The beat goes on
German security forces arrested three men in the cities of Düsseldorf and Bochum on Friday, two of Moroccan and one of Iranian descent in relation to an alleged al-Qaeda-linked terrorist plot to engage in a large-scale bomb attack in Düsseldorf (WSJ, CNN, Deutsche Welle, FT, NYT). The plot, which police say was in its final stages of planning, reportedly involved at least one man recruited by al-Qaeda and trained in the Afghanistan-Pakistan border area, and involved some direction from a "high-level" al-Qaeda operative (NYT, Deutsche Welle).
And Saba Imtiaz traces the history of Karachi as an operating base and transportation hub for al-Qaeda central before and after 9/11 (ET).
Talks about talks
Denying reports last week that Pakistan had encouraged Afghanistan to move away from its alliance with the United States, Pakistani ambassador to the United States Husain Haqqani announced Saturday that the three countries would hold trilateral talks this month to work on ending the war in Afghanistan (Dawn). U.S. envoy to Afghanistan and Pakistan Amb. Marc Grossman will reportedly meet tomorrow in Islamabad with Pakistani foreign secretary Salman Bashir.

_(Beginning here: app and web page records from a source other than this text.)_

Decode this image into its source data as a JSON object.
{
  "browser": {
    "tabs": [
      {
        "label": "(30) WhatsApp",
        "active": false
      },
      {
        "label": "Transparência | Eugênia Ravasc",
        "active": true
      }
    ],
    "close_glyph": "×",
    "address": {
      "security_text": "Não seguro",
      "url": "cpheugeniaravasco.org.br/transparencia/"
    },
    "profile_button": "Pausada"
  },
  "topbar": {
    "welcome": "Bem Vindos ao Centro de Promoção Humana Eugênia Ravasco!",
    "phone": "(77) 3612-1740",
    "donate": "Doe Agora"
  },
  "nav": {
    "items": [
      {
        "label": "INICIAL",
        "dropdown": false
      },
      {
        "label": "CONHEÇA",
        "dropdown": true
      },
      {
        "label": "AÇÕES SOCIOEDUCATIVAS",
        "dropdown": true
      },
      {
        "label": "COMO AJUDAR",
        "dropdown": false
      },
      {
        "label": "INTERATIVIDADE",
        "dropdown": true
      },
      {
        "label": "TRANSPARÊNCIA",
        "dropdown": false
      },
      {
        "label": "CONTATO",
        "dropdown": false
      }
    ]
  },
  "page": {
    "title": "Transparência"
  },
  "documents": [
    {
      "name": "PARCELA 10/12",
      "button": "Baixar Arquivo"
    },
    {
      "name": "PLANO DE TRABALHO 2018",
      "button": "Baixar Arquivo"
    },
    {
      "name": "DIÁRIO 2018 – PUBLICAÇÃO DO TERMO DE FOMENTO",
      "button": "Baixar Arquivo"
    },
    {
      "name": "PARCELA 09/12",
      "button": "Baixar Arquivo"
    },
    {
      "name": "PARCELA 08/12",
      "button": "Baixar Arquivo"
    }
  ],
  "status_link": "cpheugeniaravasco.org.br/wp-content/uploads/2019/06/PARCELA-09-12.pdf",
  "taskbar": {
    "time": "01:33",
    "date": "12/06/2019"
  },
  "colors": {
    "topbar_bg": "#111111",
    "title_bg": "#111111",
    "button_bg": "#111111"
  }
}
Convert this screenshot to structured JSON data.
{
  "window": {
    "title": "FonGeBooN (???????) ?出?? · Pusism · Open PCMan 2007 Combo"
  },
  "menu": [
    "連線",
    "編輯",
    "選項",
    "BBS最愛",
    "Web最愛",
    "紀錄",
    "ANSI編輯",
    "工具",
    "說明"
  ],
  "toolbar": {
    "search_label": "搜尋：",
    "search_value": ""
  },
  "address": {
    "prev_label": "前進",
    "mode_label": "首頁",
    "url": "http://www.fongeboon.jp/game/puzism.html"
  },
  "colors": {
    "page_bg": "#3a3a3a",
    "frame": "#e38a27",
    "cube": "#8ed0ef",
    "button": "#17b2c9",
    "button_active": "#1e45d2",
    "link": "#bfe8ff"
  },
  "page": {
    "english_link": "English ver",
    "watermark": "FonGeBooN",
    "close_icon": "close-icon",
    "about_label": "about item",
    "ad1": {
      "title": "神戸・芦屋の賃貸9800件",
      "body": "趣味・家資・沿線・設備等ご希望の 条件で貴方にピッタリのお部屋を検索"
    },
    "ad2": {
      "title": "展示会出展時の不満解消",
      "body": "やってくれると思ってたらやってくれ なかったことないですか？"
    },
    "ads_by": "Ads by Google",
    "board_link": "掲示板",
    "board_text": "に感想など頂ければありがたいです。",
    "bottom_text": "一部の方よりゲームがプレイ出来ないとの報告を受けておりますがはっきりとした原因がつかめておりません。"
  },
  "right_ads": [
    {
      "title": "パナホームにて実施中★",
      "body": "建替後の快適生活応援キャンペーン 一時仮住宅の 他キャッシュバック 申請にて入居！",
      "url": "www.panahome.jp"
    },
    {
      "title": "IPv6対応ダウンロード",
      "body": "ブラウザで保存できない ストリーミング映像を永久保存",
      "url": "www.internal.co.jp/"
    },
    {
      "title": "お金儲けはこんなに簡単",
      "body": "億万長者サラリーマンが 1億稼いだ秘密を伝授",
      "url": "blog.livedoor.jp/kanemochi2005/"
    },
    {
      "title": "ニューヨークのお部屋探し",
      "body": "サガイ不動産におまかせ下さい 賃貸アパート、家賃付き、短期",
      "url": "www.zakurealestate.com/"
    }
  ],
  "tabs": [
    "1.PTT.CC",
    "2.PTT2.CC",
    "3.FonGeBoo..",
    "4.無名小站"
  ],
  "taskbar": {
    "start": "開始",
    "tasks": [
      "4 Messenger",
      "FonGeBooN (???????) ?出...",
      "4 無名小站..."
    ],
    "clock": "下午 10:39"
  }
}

The Times reports that the United States, limited by the lack of capacity in Pakistan’s civilian government and wary of corruption, has disbursed less than $200 million of the $1.5 billion per year Kerry-Lugar aid bill, focusing on projects in out-of-the-way places that have still yet to be completed in full (NYT). The AFP reports on Pakistan’s fiscal woes, fed in large part by the fact that only 1.9 million Pakistanis, out of a population of nearly 180 million, paid taxes last year (AFP). And Pam Constable notes the growth in Islamic banking in Pakistan (Post).
Gimme fuel, gimme fire
Unidentified attackers near Attock, about 40 miles from Islamabad, killed four Pakistani police in an attack on a police post before attacking a NATO fuel convoy, destroying up to 14 vehicles (Geo, ET, Daily Times, AFP).
Two people have been killed by a landmine in Kurram agency, as the Express Tribune reports that the insurgent Haqqani Network has warned Tehrik-i-Taliban Pakistan leader Hakimullah Mehsud not to disrupt a fragile truce in Kurram brokered in part with Haqqani help (ET, ET). Up to 13 cars were burned in Karachi this weekend as supporters of the Muttahida Qaudi Movement (MQM) mourned a senior member of the party, Liaquat Qureshi, who was assassinated Friday (Dawn, Daily Times). And Pakistani police broke up a crowd that was marching to attack a church in the eastern city of Gujranwala on Saturday, after two Qurans were burnt in the city (AP).
Pakistani musical prodigy Usman Riaz is the subject of a new short film showcasing his talent and particular style of guitar playing, playing it as a part-string, part-percussion instrument (Newsline). Riaz, 20, deferred his admission to Boston’s Berklee School of Music to explore Pakistan’s music and culture scene.